--- Your goal ---
Search term "hint": copy each line of the data containing it.

--- Information ---
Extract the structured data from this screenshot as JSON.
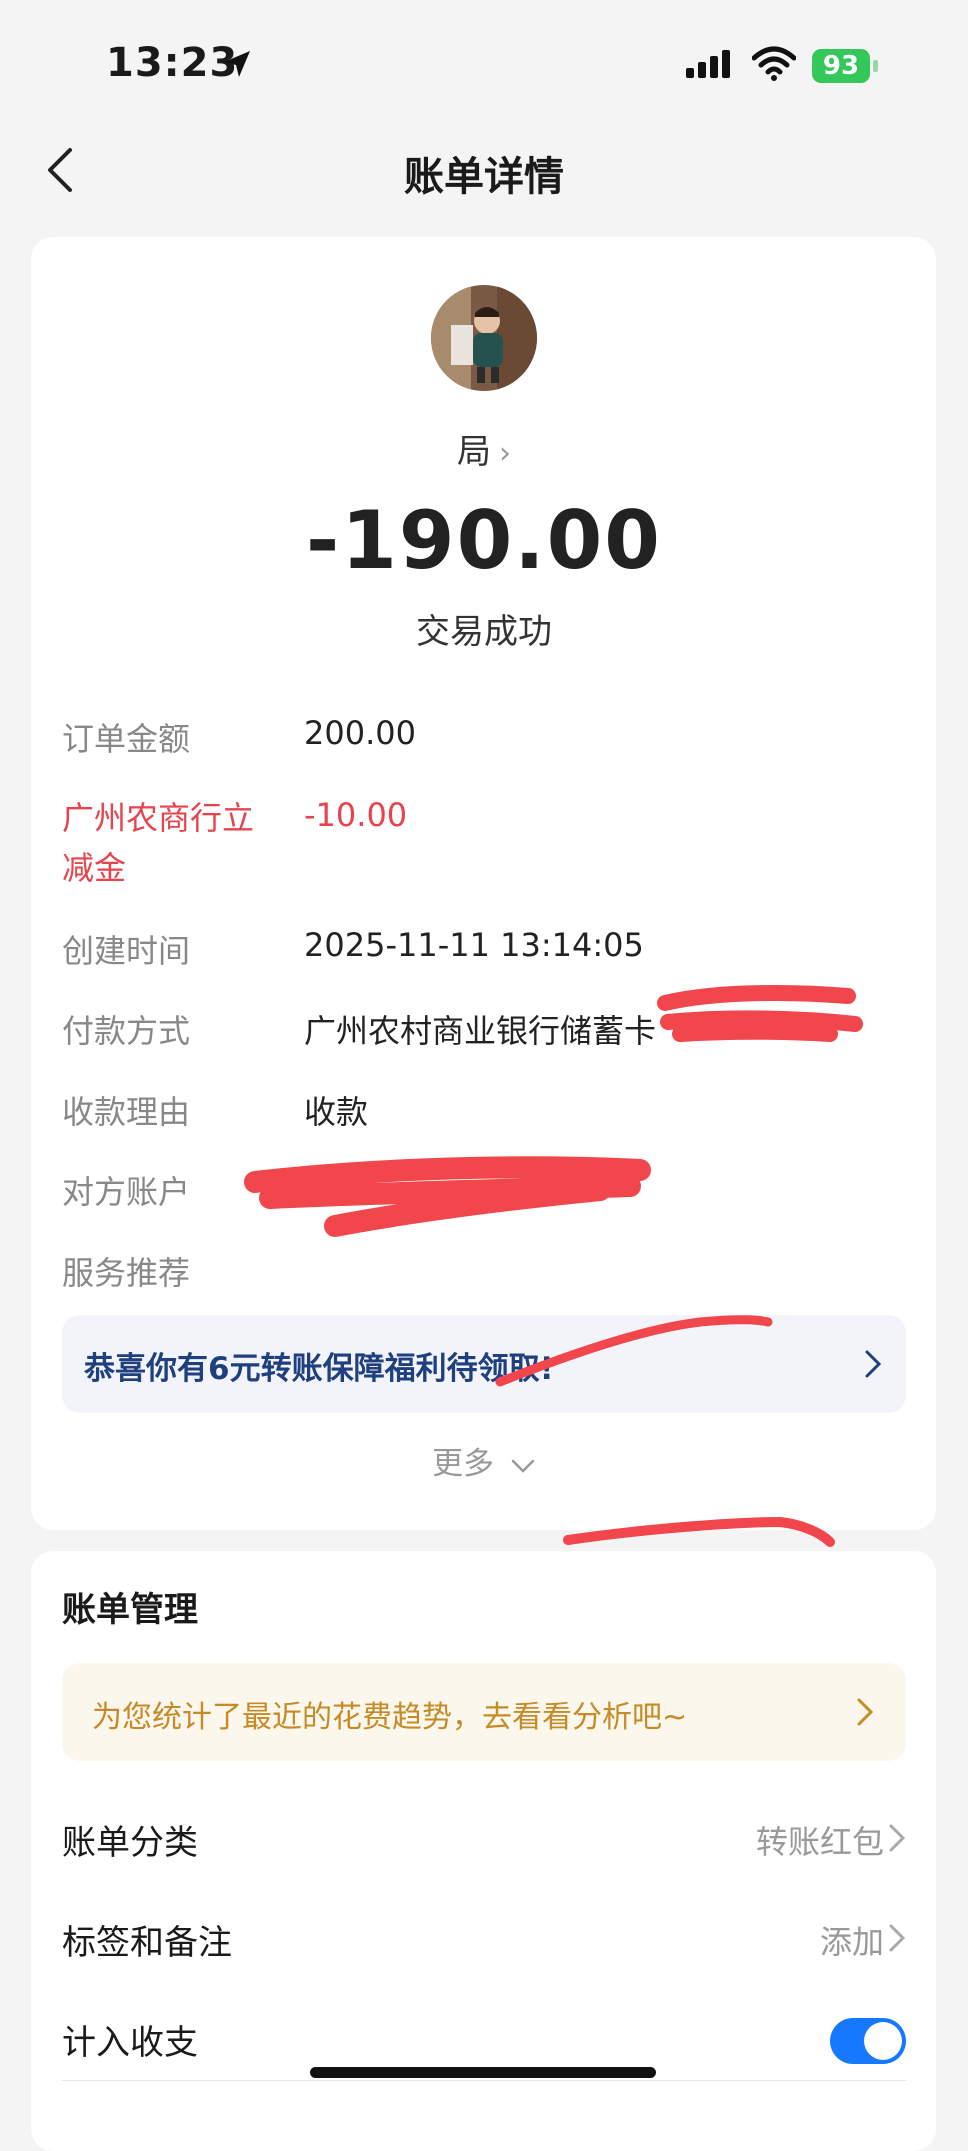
{
  "status_bar": {
    "time": "13:23",
    "battery": "93"
  },
  "nav": {
    "title": "账单详情"
  },
  "header": {
    "payee": "局",
    "amount": "-190.00",
    "status": "交易成功"
  },
  "details": {
    "order_amount": {
      "label": "订单金额",
      "value": "200.00"
    },
    "discount": {
      "label": "广州农商行立减金",
      "value": "-10.00"
    },
    "created_time": {
      "label": "创建时间",
      "value": "2025-11-11 13:14:05"
    },
    "payment_method": {
      "label": "付款方式",
      "value": "广州农村商业银行储蓄卡"
    },
    "reason": {
      "label": "收款理由",
      "value": "收款"
    },
    "counterparty": {
      "label": "对方账户",
      "value": ""
    },
    "service": {
      "label": "服务推荐"
    }
  },
  "promo": {
    "text": "恭喜你有6元转账保障福利待领取!"
  },
  "more": {
    "label": "更多"
  },
  "management": {
    "title": "账单管理",
    "trend_text": "为您统计了最近的花费趋势，去看看分析吧~",
    "category": {
      "label": "账单分类",
      "value": "转账红包"
    },
    "tags": {
      "label": "标签和备注",
      "value": "添加"
    },
    "include": {
      "label": "计入收支",
      "enabled": true
    }
  },
  "colors": {
    "accent_blue": "#1677ff",
    "discount_red": "#e8434d",
    "promo_text": "#1f3f7e",
    "trend_text": "#c68a26"
  }
}
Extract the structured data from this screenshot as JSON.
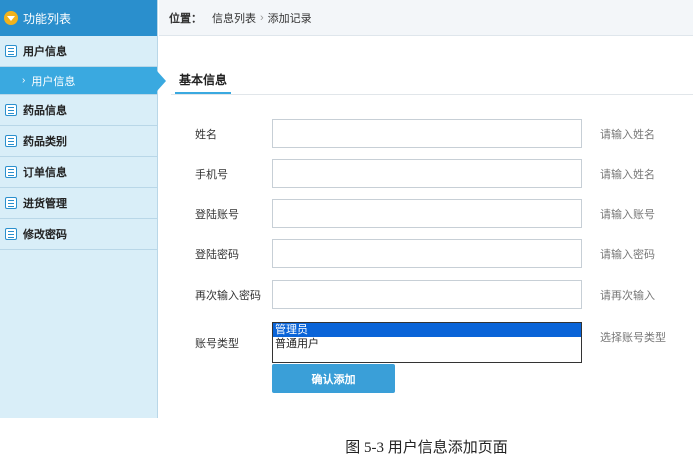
{
  "sidebar": {
    "title": "功能列表",
    "items": [
      {
        "label": "用户信息",
        "expanded": true,
        "sub": [
          {
            "label": "用户信息"
          }
        ]
      },
      {
        "label": "药品信息"
      },
      {
        "label": "药品类别"
      },
      {
        "label": "订单信息"
      },
      {
        "label": "进货管理"
      },
      {
        "label": "修改密码"
      }
    ]
  },
  "breadcrumb": {
    "label": "位置：",
    "path": [
      "信息列表",
      "添加记录"
    ]
  },
  "tab": {
    "label": "基本信息"
  },
  "form": {
    "fields": [
      {
        "label": "姓名",
        "value": "",
        "hint": "请输入姓名"
      },
      {
        "label": "手机号",
        "value": "",
        "hint": "请输入姓名"
      },
      {
        "label": "登陆账号",
        "value": "",
        "hint": "请输入账号"
      },
      {
        "label": "登陆密码",
        "value": "",
        "hint": "请输入密码"
      },
      {
        "label": "再次输入密码",
        "value": "",
        "hint": "请再次输入"
      }
    ],
    "account_type": {
      "label": "账号类型",
      "options": [
        "管理员",
        "普通用户"
      ],
      "selected": "管理员",
      "hint": "选择账号类型"
    },
    "submit_label": "确认添加"
  },
  "caption": "图 5-3 用户信息添加页面",
  "colors": {
    "accent": "#2a8fcd",
    "sidebar_bg": "#d9eef8",
    "submenu_active": "#3aa9e0",
    "button": "#3a9fd8"
  }
}
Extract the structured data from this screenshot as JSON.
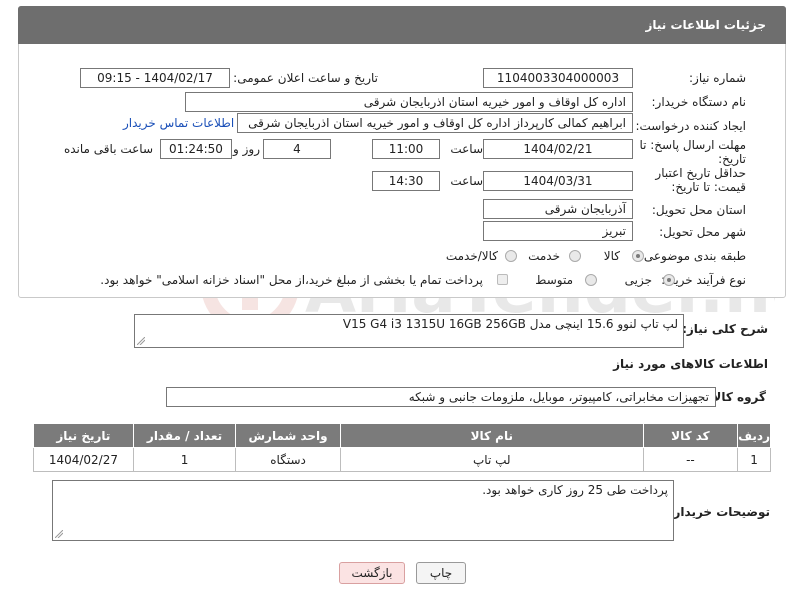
{
  "header": {
    "title": "جزئیات اطلاعات نیاز"
  },
  "form": {
    "need_number_label": "شماره نیاز:",
    "need_number": "1104003304000003",
    "announce_label": "تاریخ و ساعت اعلان عمومی:",
    "announce_value": "1404/02/17 - 09:15",
    "buyer_org_label": "نام دستگاه خریدار:",
    "buyer_org": "اداره کل اوقاف و امور خیریه استان اذربایجان شرقی",
    "requester_label": "ایجاد کننده درخواست:",
    "requester": "ابراهیم کمالی کارپرداز اداره کل اوقاف و امور خیریه استان اذربایجان شرقی",
    "contact_link": "اطلاعات تماس خریدار",
    "reply_deadline_label": "مهلت ارسال پاسخ: تا تاریخ:",
    "reply_date": "1404/02/21",
    "time_label": "ساعت",
    "reply_time": "11:00",
    "days_value": "4",
    "days_label": "روز و",
    "remaining_time": "01:24:50",
    "remaining_label": "ساعت باقی مانده",
    "price_validity_label": "حداقل تاریخ اعتبار قیمت: تا تاریخ:",
    "price_date": "1404/03/31",
    "price_time": "14:30",
    "province_label": "استان محل تحویل:",
    "province": "آذربایجان شرقی",
    "city_label": "شهر محل تحویل:",
    "city": "تبریز",
    "category_label": "طبقه بندی موضوعی:",
    "category_options": [
      "کالا",
      "خدمت",
      "کالا/خدمت"
    ],
    "process_label": "نوع فرآیند خرید :",
    "process_options": [
      "جزیی",
      "متوسط"
    ],
    "payment_note": "پرداخت تمام یا بخشی از مبلغ خرید،از محل \"اسناد خزانه اسلامی\" خواهد بود."
  },
  "description": {
    "label": "شرح کلی نیاز:",
    "value": "لپ تاپ لنوو 15.6 اینچی مدل V15 G4 i3 1315U 16GB 256GB"
  },
  "goods": {
    "section_title": "اطلاعات کالاهای مورد نیاز",
    "group_label": "گروه کالا:",
    "group_value": "تجهیزات مخابراتی، کامپیوتر، موبایل، ملزومات جانبی و شبکه",
    "columns": [
      "ردیف",
      "کد کالا",
      "نام کالا",
      "واحد شمارش",
      "تعداد / مقدار",
      "تاریخ نیاز"
    ],
    "rows": [
      [
        "1",
        "--",
        "لپ تاپ",
        "دستگاه",
        "1",
        "1404/02/27"
      ]
    ]
  },
  "buyer_notes": {
    "label": "توضیحات خریدار:",
    "value": "پرداخت طی 25 روز کاری خواهد بود."
  },
  "buttons": {
    "print": "چاپ",
    "back": "بازگشت"
  },
  "watermark": {
    "text": "AriaTender.neT"
  },
  "colors": {
    "header_bg": "#6e6e6e",
    "table_head": "#7b7b7b",
    "link": "#1a4fb8",
    "back_btn_bg": "#fbe3e3"
  }
}
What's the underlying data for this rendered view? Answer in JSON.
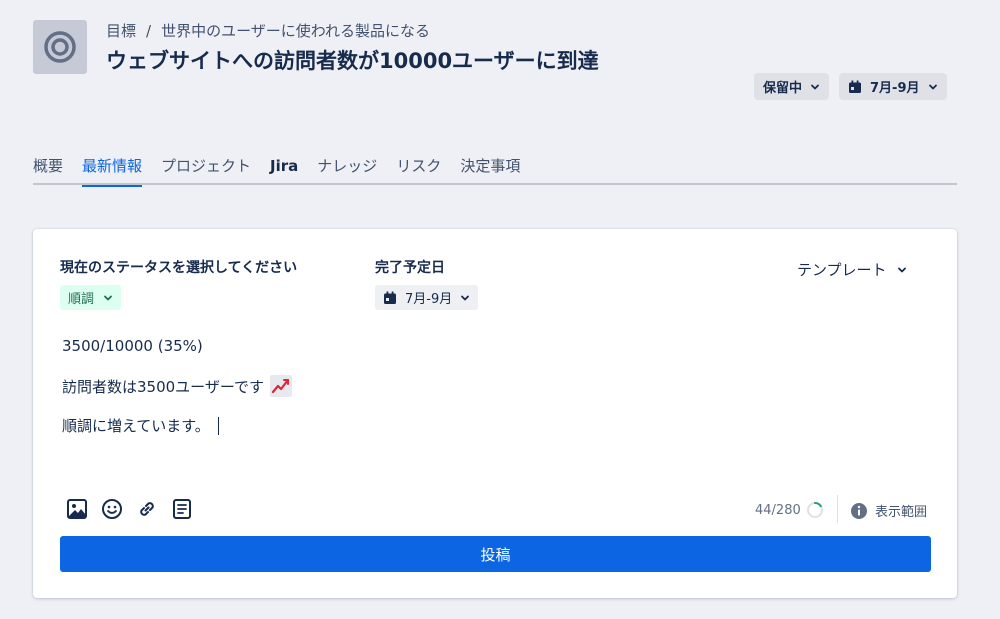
{
  "header": {
    "breadcrumb_root": "目標",
    "breadcrumb_separator": "/",
    "breadcrumb_parent": "世界中のユーザーに使われる製品になる",
    "title": "ウェブサイトへの訪問者数が10000ユーザーに到達",
    "status_label": "保留中",
    "date_label": "7月-9月"
  },
  "tabs": [
    {
      "label": "概要"
    },
    {
      "label": "最新情報"
    },
    {
      "label": "プロジェクト"
    },
    {
      "label": "Jira"
    },
    {
      "label": "ナレッジ"
    },
    {
      "label": "リスク"
    },
    {
      "label": "決定事項"
    }
  ],
  "active_tab": "最新情報",
  "update_form": {
    "status_heading": "現在のステータスを選択してください",
    "status_value": "順調",
    "due_heading": "完了予定日",
    "due_value": "7月-9月",
    "template_label": "テンプレート",
    "lines": [
      "3500/10000 (35%)",
      "訪問者数は3500ユーザーです",
      "順調に増えています。"
    ],
    "emoji": "chart-increasing-icon",
    "char_count": "44/280",
    "char_progress": 0.157,
    "visibility_label": "表示範囲",
    "post_label": "投稿"
  },
  "colors": {
    "accent": "#0c66e4",
    "on_track_bg": "#dcfff1",
    "on_track_text": "#216e4e",
    "page_bg": "#eef0f5"
  }
}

--- Solution for this problem ---
        "hint": "请输入姓名"
        "hint": "请输入姓名"
        "hint": "请输入账号"
        "hint": "请输入密码"
        "hint": "请再次输入"
      "hint": "选择账号类型"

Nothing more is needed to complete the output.